By Tara Laskowski
An average person might make dozens of conscious decisions at work each day—from what project to tackle first to how to respond to an e-mail.
But we are also making many other choices from moment to moment on a personal level. Our interpersonal decisions at work decide who we are. Every day, we choose which part of our identity to reveal or conceal to co-workers and supervisors. How we do that, why, and with what consequences are of great interest to Mason psychologist Eden King.
“Self-disclosure is key to social relationships,” King says. “The act of revealing personal information about yourself builds friendships and relationships and is linked to intimacy. However, disclosure of something about yourself that makes you different from most people—a stigma—is not always positively received. In the workplace especially, this can make things tricky.”
Take a woman who has just found out she’s pregnant. Maybe she’s up for a promotion, competing against several other co-workers; maybe she’s just been named the lead of a major account; maybe the leadership in her company doesn’t project family-friendly policies; or maybe she’s just a private person who doesn’t want to discuss the ins and outs of her body. Whatever the situation, she has to decide when and how to tell her supervisor, her co-workers, and her clients about her pregnancy. How soon she tells them, and what information she reveals, usually says something about the organization she works for and her comfort level in it.
“On the one hand, many pregnant workers are likely excited about the baby growing inside them and want to share this news with the world. In addition, research suggests that people generally prefer to be authentic [fully honest] in their interactions with others. On the other hand, pregnant women may fear their supervisor, co-workers, or subordinates will view and treat them differently the moment the cat is out of the bag,” King says in her book, How Women Can Make It Work: The Science of Success (with Jennifer L. Knight, Praeger, 2011).

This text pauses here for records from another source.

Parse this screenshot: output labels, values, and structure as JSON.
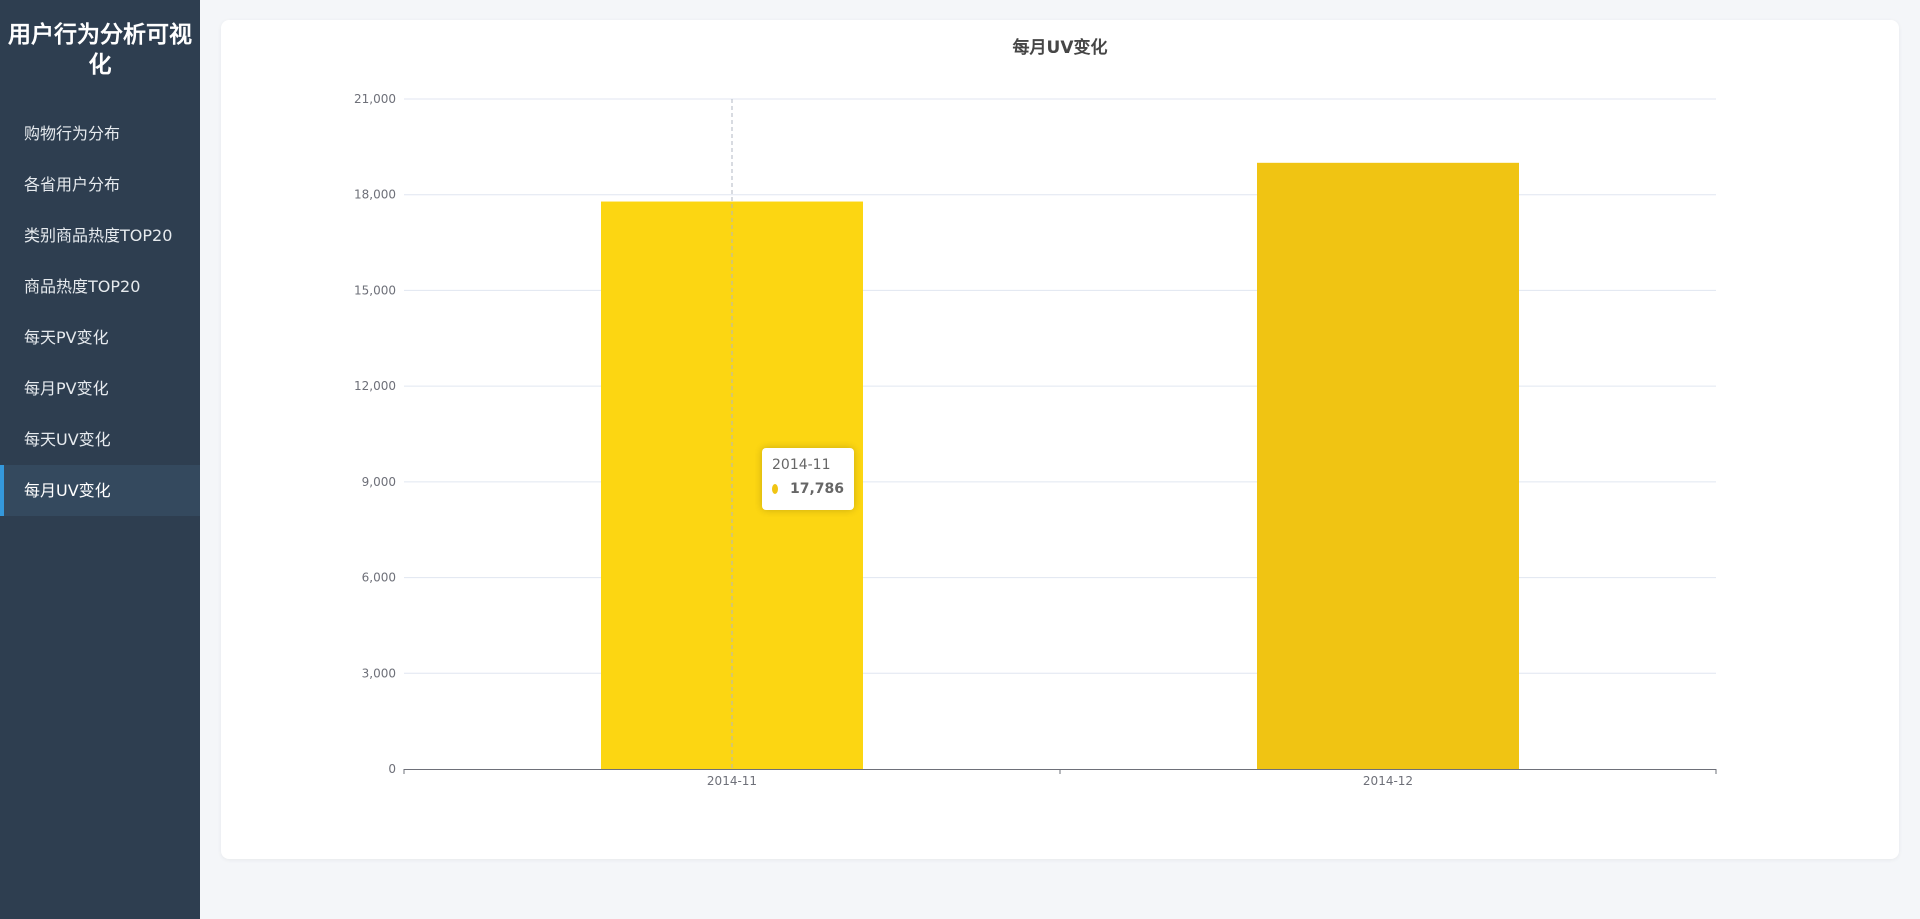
{
  "sidebar": {
    "title": "用户行为分析可视化",
    "items": [
      {
        "label": "购物行为分布",
        "active": false
      },
      {
        "label": "各省用户分布",
        "active": false
      },
      {
        "label": "类别商品热度TOP20",
        "active": false
      },
      {
        "label": "商品热度TOP20",
        "active": false
      },
      {
        "label": "每天PV变化",
        "active": false
      },
      {
        "label": "每月PV变化",
        "active": false
      },
      {
        "label": "每天UV变化",
        "active": false
      },
      {
        "label": "每月UV变化",
        "active": true
      }
    ]
  },
  "chart_data": {
    "type": "bar",
    "title": "每月UV变化",
    "categories": [
      "2014-11",
      "2014-12"
    ],
    "values": [
      17786,
      19000
    ],
    "bar_colors": [
      "#fcd612",
      "#f0c413"
    ],
    "ylim": [
      0,
      21000
    ],
    "yticks": [
      0,
      3000,
      6000,
      9000,
      12000,
      15000,
      18000,
      21000
    ],
    "ytick_labels": [
      "0",
      "3,000",
      "6,000",
      "9,000",
      "12,000",
      "15,000",
      "18,000",
      "21,000"
    ],
    "grid": true,
    "xlabel": "",
    "ylabel": ""
  },
  "tooltip": {
    "category": "2014-11",
    "value": "17,786",
    "color": "#f0c413"
  }
}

These decisions don’t affect only pregnant women. Religion, politics, illness, sexual orientation, ethnicity—all our personal feelings, issues, passions, and embarrassments can cause tension in the workplace and lead to discrimination or feelings of isolation and bullying.
“Research from scientists across the country has shown that individuals who encounter discrimination report physical, stress-related symptoms and are at risk for depression,” says King.
More important for the company’s bottom line, discrimination is also associated with outcomes that affect worker productivity and organizational performance—decreased job satisfaction and job commitment and increased stress and turnover.
While pregnancy creates a different dilemma since it manifests itself in a very physical way, certain “invisible” issues can lead people to different decisions. For example, if a person is gay or has a medical disability such as depression, he or she may face the decision of whether to tell an employer or co-workers at all.
“Lesbian, gay, and bisexual persons have to decide whether, how, when, and to whom they should disclose their sexual identity,” says King. “They have to juggle the balance between wanting to be authentic and genuine in their interactions with other people and wanting to avoid potential discrimination. This disclosure dilemma can be incredibly stressful.”
The dilemma can also be very strategic, King found in her research. People are careful about the information they share and when and with whom they share it—incorporating strategies such as prescreening their co-workers or supervisors to determine their receptivity to an issue.
They are also strategic about who they tell first, King says. In one case, a woman decided to come out to her boss first to make sure he wouldn’t find out from someone else. Others feel more comfortable calling a meeting to disclose news to everyone at once. Still others decide to confide in a close co-worker to see how the news would be received.
“In some cases this is a lose-lose situation,” King says. People can feel alienated from their co-workers or face backlash. And by telling only certain folks, they lose control of the process. “It’s just like the middle school rumor mill: once one person knows, it is possible that everyone else will find out.”
Managers and leadership in organizations play an integral role in helping their employees feel comfortable about their identity. “Our research shows that supervisors that show support of a disability or sexual orientation before a person reveals it can lead to an employee feeling more comfortable and coming out with this information earlier,” King says.
In her research, King found that organizations can make their employees happier by practicing all-inclusive strategies and providing resources for stigmatized groups. This can include adding them to diversity and equity statements to supporting outreach efforts (for example, sponsoring Pride events). Companies can also promote their work-life balance mission statements and set up employee resource groups.
“It can be as simple as making sure that gay couples know that partners or significant others are welcome at company social events or having clear, easy-to-follow guidelines about maternity or medical leave practices,” says King.
The research, King says, shows that those who “had more positive experiences seemed to achieve that through a few common conflict management strategies—working with their supervisors, compromising, and being understanding.”